• [What is expected] Scan the material for the word "DRAG" and return every matching line.

• [Information]
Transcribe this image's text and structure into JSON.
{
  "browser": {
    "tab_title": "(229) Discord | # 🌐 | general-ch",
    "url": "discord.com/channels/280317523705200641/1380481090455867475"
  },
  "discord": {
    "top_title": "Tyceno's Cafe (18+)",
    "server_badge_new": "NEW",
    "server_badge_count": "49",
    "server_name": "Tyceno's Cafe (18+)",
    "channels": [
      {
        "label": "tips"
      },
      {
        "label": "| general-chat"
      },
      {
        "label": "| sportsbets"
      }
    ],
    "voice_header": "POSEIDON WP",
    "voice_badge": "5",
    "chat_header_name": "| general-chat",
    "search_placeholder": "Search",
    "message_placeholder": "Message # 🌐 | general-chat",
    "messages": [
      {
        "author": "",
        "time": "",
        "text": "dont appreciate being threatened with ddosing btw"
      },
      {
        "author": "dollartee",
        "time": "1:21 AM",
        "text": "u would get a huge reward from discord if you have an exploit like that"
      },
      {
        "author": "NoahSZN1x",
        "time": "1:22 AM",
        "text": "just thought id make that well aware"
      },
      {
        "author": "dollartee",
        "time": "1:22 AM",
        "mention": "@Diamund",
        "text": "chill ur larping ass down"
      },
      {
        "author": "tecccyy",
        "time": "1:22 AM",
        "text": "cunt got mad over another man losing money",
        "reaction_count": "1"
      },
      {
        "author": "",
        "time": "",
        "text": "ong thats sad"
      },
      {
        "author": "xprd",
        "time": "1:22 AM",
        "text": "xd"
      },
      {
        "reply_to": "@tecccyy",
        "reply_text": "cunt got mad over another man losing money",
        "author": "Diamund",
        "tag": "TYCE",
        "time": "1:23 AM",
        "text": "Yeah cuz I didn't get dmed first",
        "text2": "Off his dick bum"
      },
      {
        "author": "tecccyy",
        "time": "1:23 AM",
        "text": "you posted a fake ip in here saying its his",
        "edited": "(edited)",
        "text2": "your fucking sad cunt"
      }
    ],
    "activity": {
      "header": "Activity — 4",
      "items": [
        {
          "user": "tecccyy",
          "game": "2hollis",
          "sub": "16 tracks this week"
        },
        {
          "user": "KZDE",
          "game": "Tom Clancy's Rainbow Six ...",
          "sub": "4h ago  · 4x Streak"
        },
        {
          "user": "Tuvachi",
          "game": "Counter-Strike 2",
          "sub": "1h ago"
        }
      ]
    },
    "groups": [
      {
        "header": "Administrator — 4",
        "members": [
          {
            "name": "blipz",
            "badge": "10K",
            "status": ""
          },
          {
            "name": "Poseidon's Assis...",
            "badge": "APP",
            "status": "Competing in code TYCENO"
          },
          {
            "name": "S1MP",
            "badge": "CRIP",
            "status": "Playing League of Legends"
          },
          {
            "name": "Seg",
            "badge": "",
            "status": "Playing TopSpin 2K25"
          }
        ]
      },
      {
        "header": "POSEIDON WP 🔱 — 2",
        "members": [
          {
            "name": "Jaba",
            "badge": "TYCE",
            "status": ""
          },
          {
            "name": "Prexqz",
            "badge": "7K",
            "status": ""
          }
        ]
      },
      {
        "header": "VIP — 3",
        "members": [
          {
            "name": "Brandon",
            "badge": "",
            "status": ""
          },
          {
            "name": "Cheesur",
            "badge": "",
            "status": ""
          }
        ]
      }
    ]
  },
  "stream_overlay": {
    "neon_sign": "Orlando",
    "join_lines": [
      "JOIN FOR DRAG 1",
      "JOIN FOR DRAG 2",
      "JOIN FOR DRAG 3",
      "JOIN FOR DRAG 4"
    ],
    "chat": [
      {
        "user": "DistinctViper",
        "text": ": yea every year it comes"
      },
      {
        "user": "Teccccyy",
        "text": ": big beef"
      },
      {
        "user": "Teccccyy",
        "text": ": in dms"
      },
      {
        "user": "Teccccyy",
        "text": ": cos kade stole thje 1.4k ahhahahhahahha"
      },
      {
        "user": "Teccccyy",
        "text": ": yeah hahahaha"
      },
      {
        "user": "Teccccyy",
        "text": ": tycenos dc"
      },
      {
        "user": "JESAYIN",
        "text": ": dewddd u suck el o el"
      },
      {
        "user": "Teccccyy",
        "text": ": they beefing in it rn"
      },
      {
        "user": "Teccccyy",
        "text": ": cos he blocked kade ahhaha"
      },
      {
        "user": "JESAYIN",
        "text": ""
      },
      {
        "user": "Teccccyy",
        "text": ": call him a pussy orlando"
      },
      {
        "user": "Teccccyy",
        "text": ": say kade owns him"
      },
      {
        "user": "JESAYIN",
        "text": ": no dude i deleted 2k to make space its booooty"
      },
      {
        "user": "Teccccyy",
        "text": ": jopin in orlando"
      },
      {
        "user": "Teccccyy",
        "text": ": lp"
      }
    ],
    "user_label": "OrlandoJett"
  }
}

• [Written answer]
      "JOIN FOR DRAG 1",
      "JOIN FOR DRAG 2",
      "JOIN FOR DRAG 3",
      "JOIN FOR DRAG 4"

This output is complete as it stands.